• [WHAT THE TASK REQUIRES]: Write out each line from the data below that includes the word "title".

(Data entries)
■ ■ ■

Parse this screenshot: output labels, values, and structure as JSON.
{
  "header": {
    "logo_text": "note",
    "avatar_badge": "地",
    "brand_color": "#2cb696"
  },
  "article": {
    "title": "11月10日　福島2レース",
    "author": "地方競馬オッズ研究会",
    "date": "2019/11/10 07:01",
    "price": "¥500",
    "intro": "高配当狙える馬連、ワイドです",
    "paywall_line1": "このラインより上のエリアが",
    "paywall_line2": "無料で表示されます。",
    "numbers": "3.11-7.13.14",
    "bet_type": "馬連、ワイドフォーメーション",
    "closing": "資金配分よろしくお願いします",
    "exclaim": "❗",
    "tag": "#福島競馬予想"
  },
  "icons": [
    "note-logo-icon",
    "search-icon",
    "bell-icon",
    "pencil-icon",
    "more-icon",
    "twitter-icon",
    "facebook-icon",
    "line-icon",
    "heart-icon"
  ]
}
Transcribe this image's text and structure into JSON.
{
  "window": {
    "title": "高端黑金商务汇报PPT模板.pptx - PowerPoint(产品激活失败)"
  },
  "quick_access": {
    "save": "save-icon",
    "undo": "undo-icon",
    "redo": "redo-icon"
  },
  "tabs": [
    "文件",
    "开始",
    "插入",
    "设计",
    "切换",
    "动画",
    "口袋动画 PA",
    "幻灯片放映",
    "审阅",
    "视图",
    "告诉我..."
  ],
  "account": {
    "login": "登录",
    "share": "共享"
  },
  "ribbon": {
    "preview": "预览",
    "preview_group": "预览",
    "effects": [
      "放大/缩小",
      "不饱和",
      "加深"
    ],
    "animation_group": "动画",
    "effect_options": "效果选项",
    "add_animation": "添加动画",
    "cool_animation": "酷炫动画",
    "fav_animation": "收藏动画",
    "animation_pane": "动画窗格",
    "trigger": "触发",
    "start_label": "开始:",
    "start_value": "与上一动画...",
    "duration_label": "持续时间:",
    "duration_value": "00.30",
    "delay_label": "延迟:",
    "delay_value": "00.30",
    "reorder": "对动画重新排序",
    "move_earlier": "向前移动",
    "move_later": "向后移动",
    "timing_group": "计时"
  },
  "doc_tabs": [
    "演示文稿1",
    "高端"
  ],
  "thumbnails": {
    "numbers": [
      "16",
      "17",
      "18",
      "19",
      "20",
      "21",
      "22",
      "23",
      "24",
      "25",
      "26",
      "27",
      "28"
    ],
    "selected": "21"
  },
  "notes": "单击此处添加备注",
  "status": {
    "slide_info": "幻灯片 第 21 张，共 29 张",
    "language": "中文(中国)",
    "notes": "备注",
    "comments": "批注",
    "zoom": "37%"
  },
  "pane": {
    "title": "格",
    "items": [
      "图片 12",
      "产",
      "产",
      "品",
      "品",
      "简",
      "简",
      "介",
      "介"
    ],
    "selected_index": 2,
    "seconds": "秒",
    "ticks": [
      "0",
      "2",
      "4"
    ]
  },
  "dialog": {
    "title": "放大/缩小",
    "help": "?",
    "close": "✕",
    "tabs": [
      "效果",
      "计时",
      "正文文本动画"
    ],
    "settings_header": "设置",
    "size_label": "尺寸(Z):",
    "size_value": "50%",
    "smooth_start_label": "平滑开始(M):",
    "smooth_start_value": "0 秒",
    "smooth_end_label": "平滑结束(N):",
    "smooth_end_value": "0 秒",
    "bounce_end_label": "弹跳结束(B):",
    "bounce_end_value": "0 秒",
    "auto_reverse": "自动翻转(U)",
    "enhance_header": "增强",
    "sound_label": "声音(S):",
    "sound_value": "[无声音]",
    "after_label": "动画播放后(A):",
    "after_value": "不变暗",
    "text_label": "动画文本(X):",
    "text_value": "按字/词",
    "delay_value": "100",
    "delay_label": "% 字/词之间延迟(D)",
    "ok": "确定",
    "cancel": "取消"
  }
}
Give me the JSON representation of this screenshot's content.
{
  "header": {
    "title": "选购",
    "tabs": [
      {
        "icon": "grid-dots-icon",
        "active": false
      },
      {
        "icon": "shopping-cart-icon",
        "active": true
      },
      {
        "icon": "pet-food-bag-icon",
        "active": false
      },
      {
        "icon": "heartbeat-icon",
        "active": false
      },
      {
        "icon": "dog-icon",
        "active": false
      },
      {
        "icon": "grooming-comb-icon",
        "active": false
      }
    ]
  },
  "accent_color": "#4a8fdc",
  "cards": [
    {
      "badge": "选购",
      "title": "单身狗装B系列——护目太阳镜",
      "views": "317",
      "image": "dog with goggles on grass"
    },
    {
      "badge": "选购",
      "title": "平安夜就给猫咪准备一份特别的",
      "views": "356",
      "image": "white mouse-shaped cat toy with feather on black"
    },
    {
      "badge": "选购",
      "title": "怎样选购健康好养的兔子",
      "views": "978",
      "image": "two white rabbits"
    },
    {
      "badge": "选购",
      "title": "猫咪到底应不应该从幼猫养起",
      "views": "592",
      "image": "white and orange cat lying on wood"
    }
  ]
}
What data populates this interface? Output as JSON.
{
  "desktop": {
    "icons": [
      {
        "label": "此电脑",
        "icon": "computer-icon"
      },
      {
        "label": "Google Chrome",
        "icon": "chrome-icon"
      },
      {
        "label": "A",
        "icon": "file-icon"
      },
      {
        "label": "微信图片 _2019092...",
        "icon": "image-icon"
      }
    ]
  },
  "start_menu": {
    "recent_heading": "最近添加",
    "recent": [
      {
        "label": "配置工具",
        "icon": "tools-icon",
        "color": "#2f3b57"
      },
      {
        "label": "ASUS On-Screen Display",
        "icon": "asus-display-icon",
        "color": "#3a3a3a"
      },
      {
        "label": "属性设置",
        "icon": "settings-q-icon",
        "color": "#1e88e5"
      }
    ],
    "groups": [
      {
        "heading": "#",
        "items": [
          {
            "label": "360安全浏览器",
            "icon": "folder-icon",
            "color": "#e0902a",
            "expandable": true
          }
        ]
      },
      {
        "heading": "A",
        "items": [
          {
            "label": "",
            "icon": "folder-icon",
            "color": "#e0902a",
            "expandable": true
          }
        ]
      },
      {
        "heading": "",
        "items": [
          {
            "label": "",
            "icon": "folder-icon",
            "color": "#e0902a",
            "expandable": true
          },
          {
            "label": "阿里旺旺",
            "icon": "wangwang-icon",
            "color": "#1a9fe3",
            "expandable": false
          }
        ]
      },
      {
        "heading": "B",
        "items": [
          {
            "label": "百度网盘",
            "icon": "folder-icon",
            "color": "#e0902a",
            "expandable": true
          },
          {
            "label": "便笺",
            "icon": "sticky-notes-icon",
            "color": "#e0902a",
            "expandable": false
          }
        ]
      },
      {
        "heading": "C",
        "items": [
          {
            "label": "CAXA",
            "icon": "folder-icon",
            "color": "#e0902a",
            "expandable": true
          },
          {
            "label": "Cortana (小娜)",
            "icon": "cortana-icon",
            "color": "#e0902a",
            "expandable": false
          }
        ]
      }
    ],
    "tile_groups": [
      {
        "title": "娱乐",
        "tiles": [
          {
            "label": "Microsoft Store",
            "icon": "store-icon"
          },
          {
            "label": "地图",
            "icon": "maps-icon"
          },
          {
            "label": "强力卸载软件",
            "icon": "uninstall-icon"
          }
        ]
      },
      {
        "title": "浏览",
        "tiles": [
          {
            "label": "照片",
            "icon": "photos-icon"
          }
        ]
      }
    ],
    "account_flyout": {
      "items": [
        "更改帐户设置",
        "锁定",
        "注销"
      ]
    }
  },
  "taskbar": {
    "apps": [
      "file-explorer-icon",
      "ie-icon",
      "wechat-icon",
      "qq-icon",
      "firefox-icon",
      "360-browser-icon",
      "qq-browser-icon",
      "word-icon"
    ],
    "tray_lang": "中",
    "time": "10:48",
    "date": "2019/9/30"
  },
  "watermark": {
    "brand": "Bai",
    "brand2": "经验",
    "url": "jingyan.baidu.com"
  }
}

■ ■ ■

• [EXERCISE RESPONSE]:
    "title": "11月10日　福島2レース",
    "title": "高端黑金商务汇报PPT模板.pptx - PowerPoint(产品激活失败)"
    "title": "格",
    "title": "放大/缩小",
    "title": "选购",
      "title": "单身狗装B系列——护目太阳镜",
      "title": "平安夜就给猫咪准备一份特别的",
      "title": "怎样选购健康好养的兔子",
      "title": "猫咪到底应不应该从幼猫养起",
        "title": "娱乐",
        "title": "浏览",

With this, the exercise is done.